Waltz With Bashir is about [Ari] Folman's attempt to recover his lost memory of his experiences as a soldier during Israel's 1982 invasion of Lebanon, and in particular the Sabra and Shatila slaughter of Palestinian civilians in two refugee camps. Carried out by Lebanese Christian militiamen, under Israeli protection and with its leaders' complicity, it was one of the most notorious massacres of the 20th century... Whether he himself gains any catharsis from his quest is not clear, for at the very end of the film he abruptly abandons both his personal narrative and his animated technique and simply shows filmed images of the slaughtered Palestinians heaped up like cordwood in the alleys of the camps...

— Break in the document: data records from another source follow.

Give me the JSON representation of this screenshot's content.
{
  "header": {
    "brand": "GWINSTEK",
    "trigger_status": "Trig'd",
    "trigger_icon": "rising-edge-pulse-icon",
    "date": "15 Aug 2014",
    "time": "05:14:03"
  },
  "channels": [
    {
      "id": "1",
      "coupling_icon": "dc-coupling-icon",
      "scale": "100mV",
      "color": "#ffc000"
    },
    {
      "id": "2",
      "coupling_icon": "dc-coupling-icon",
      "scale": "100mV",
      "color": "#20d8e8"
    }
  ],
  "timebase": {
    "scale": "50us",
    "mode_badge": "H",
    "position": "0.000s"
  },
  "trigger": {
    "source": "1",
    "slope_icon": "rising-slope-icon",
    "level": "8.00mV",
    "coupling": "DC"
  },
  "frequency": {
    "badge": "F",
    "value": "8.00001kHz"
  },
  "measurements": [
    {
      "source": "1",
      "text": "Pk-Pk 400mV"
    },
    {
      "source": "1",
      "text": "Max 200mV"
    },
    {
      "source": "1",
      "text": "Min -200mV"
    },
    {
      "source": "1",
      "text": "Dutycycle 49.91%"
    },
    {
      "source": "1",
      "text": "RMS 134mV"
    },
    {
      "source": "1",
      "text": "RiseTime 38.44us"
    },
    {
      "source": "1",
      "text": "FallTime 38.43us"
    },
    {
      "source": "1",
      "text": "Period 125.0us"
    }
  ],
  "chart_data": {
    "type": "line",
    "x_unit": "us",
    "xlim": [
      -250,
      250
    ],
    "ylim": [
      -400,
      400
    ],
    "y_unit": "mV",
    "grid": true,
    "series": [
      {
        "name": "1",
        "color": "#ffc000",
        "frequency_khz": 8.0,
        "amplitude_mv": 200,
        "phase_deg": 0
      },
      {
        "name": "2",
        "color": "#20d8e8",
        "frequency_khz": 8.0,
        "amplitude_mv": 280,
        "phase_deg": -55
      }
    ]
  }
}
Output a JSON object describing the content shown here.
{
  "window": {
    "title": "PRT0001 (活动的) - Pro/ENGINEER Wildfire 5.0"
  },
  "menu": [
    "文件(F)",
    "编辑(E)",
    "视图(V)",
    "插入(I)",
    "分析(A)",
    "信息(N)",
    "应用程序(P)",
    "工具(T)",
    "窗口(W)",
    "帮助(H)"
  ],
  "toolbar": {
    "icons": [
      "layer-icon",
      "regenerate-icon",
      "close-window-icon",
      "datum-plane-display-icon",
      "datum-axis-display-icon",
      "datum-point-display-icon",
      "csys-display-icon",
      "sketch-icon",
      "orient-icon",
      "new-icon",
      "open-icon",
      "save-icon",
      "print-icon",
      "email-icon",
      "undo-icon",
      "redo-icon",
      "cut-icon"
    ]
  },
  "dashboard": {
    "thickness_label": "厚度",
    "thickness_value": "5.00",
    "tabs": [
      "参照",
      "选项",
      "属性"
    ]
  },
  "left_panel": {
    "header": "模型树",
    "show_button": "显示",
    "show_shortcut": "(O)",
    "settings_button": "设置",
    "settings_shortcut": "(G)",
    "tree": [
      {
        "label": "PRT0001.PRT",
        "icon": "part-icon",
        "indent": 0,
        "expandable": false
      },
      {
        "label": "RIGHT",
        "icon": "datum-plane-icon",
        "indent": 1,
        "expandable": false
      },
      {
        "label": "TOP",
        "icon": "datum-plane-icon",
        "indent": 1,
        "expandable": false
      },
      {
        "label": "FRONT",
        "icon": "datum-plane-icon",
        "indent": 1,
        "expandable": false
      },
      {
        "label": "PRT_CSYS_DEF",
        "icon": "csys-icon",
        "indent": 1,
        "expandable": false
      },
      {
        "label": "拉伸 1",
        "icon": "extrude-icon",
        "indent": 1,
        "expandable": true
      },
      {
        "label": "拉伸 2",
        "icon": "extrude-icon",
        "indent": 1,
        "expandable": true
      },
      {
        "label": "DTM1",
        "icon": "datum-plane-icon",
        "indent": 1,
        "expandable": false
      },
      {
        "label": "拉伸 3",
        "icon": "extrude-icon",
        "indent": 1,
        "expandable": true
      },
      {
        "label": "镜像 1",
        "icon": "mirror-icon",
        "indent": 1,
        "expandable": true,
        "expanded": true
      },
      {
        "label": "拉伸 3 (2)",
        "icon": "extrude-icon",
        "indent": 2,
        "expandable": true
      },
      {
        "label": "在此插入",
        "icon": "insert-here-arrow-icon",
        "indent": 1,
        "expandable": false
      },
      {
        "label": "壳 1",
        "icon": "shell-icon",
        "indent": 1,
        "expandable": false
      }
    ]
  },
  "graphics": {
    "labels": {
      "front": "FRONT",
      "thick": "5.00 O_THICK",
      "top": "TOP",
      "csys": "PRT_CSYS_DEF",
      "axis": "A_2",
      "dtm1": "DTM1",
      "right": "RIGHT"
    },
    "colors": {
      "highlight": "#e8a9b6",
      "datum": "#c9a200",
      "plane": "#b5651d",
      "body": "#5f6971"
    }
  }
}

Sooner or later the patriotic fervor will fade, and Israelis will realize that their leaders sent them to kill hundreds of innocent people for nothing. And perhaps in 2036, some haunted filmmaker will release 'Waltz with Hamas.' ... Then as now, Israel went to war in the deluded belief that it could defeat a nationalist movement by smashing it into submission. Then as now, America signed off on this wrongheaded tactic. Then as now, Israel won a short-term tactical military victory that ultimately weakened its security and severely damaged America's interests. And then as now, both Israel and America justified massive civilian casualties by incessantly invoking 'terrorism' and dehumanizing the Palestinians...

As the Israeli journalist Gideon Levy pointed out, the Gaza war is 'maybe the only war in history against a strip of land enclosed by a fence.'

TomGram: Waltz with Bashir, the animated documentary film [Ari] Folman directed in which he explores his own nightmarish, half-suppressed memories... has already won six Israeli Academy Awards, best foreign film at the Golden Globes, and is now nominated for an Oscar as best foreign film... A no less remarkable graphic memoir, Waltz with Bashir, was developed in tandem with the film. It can be ordered here (or in Canada, here).